* EXERCISE GOAL *
Select the lines of the records containing the word "мебель" and list them.

* RECORDS PROVIDED *
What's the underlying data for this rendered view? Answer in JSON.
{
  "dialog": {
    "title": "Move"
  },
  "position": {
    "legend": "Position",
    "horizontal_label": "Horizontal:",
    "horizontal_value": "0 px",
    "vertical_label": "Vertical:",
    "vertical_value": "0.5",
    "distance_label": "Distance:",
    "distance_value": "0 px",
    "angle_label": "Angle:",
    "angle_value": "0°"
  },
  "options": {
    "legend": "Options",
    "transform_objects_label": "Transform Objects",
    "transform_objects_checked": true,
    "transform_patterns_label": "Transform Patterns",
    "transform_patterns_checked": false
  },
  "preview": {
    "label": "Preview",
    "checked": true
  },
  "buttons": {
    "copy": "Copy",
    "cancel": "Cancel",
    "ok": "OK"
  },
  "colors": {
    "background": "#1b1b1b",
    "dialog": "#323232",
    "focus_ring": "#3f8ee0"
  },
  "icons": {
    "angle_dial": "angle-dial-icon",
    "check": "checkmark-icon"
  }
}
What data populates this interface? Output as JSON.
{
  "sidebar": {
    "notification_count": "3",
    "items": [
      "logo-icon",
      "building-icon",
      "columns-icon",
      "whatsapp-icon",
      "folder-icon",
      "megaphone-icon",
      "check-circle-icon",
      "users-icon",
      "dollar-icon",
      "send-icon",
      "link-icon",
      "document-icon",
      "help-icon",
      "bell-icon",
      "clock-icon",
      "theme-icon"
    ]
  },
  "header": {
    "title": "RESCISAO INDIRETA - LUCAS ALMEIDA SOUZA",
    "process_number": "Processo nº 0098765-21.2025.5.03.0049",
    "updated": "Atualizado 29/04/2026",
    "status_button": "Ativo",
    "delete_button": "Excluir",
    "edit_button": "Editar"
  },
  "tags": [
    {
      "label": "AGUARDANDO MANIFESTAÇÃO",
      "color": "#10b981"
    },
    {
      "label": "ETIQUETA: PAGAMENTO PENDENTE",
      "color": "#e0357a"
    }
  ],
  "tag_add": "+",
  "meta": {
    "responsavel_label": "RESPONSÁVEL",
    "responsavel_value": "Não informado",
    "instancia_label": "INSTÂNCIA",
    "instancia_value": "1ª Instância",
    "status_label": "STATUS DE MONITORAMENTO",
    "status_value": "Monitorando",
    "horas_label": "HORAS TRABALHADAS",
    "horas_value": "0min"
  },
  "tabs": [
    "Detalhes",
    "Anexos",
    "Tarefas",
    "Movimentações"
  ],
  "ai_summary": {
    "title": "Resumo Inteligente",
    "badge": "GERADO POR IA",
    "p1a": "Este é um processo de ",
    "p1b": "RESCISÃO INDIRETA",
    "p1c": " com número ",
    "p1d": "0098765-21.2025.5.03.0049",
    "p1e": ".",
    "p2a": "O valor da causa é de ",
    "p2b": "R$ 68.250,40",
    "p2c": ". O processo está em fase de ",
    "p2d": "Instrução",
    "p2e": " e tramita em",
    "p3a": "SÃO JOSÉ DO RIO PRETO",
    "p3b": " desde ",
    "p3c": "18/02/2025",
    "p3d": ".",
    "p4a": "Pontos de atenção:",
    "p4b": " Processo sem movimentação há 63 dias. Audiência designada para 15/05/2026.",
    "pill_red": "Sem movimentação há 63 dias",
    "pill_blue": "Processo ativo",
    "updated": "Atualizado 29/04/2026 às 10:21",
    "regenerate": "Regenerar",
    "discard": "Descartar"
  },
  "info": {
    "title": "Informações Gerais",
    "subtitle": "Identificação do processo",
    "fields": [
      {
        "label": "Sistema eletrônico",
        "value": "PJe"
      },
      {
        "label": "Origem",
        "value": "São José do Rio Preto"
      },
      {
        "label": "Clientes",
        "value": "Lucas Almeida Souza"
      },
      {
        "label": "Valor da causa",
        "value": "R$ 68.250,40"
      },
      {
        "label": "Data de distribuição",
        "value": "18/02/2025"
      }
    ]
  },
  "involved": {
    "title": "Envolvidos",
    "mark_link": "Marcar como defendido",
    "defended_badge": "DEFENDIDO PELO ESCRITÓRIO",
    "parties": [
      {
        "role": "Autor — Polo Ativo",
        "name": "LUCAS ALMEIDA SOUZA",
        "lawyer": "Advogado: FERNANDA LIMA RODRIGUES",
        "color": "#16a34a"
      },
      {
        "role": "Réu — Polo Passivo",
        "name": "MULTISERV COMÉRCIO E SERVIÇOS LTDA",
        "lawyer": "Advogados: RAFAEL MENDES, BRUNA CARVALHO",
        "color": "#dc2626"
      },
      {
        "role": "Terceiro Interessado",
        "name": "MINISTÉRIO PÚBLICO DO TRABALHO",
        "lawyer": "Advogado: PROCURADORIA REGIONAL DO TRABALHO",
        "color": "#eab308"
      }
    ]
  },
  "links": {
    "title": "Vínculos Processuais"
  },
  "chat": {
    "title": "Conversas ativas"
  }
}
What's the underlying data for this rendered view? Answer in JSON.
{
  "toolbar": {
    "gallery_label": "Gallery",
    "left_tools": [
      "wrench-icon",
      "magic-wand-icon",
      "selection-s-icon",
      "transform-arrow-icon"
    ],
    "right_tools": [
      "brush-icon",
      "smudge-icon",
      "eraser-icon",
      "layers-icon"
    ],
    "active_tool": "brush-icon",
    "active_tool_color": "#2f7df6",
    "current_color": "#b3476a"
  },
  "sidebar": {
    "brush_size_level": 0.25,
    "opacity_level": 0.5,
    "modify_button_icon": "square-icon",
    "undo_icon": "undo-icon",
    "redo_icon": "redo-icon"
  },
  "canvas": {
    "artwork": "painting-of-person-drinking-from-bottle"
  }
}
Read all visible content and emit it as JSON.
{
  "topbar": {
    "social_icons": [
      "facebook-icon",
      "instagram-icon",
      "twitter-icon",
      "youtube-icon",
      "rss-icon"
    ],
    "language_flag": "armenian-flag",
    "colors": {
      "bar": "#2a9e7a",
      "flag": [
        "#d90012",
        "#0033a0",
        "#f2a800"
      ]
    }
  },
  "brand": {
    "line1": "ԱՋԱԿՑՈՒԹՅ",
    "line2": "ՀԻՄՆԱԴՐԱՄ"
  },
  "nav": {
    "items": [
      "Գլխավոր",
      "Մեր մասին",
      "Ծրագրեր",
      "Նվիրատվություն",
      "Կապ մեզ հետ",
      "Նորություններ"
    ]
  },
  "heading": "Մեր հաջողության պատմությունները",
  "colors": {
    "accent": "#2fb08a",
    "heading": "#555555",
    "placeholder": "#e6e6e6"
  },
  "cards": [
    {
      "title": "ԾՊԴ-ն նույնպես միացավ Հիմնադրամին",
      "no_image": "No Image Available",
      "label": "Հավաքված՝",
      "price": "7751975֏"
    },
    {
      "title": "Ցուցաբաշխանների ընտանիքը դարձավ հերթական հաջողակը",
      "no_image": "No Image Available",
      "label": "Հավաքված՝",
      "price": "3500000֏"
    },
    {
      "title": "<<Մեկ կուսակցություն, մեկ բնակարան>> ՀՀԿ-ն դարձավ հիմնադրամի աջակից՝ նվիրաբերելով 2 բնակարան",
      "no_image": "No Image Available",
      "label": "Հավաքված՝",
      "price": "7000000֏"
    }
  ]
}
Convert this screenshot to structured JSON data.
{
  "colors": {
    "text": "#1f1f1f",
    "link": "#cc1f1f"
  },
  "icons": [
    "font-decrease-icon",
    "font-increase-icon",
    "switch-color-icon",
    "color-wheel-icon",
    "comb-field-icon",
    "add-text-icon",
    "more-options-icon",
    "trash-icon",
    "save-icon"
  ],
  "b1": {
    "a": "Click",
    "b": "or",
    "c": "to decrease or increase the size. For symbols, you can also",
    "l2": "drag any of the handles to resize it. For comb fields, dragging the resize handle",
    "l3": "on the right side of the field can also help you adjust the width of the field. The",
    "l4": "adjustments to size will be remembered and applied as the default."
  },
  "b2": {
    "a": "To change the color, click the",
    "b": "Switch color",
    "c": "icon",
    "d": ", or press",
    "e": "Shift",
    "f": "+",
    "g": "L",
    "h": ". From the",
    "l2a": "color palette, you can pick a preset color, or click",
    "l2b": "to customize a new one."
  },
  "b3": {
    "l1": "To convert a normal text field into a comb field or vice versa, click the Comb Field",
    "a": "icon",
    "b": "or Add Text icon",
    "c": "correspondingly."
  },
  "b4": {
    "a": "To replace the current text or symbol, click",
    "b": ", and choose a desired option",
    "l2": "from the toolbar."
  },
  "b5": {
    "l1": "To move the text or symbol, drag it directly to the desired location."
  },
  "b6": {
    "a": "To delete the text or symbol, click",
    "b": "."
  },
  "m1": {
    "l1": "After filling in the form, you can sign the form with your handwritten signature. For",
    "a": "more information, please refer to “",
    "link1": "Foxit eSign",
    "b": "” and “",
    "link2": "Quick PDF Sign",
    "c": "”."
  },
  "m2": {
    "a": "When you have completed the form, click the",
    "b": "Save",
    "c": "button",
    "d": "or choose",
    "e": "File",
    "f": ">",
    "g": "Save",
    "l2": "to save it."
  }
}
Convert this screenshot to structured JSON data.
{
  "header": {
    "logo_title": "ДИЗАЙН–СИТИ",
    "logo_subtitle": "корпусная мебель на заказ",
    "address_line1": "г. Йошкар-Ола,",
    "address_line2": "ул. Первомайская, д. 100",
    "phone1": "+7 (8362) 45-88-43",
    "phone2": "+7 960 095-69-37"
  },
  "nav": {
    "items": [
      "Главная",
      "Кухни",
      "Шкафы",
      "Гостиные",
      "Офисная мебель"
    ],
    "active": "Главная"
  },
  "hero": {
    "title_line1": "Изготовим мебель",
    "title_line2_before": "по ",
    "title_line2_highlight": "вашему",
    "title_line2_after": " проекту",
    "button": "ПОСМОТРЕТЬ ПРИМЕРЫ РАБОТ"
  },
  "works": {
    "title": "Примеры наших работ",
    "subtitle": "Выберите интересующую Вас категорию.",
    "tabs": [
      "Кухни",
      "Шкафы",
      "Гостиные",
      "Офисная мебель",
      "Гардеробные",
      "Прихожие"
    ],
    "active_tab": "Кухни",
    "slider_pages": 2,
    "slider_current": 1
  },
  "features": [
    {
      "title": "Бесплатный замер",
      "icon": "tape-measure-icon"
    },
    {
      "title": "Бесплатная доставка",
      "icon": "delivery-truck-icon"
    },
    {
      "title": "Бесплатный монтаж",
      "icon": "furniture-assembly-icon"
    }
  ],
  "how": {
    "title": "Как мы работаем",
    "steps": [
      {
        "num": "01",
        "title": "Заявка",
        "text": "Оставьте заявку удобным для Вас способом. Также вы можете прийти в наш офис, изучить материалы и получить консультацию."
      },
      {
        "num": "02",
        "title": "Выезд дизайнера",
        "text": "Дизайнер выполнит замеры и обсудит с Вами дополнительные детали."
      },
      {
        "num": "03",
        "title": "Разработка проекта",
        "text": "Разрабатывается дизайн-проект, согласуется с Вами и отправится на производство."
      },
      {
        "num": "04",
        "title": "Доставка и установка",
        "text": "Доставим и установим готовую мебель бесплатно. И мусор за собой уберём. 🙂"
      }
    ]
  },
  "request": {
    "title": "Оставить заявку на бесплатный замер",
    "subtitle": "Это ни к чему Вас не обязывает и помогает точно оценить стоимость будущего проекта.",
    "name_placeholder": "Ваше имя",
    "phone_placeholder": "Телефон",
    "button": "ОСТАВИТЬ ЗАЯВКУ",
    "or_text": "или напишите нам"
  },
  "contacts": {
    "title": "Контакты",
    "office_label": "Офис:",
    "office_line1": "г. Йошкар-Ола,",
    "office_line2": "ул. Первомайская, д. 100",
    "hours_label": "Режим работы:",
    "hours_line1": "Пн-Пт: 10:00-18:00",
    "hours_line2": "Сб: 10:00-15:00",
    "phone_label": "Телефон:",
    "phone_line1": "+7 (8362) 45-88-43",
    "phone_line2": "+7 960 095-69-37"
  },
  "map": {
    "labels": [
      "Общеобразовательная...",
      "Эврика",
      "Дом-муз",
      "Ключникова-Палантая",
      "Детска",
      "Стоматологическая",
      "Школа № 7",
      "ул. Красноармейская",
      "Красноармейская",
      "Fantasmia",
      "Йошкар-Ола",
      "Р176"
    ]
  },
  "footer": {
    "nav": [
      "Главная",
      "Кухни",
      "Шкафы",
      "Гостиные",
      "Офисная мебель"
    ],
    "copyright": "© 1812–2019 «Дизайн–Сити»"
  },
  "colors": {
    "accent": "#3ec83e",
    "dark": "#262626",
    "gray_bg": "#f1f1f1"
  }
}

* ANSWER FOR THIS EXERCISE *
    "logo_subtitle": "корпусная мебель на заказ",
      "Офисная мебель"
    "title_line1": "Изготовим мебель",
      "Офисная мебель",
        "text": "Доставим и установим готовую мебель бесплатно. И мусор за собой уберём. 🙂"
      "Офисная мебель"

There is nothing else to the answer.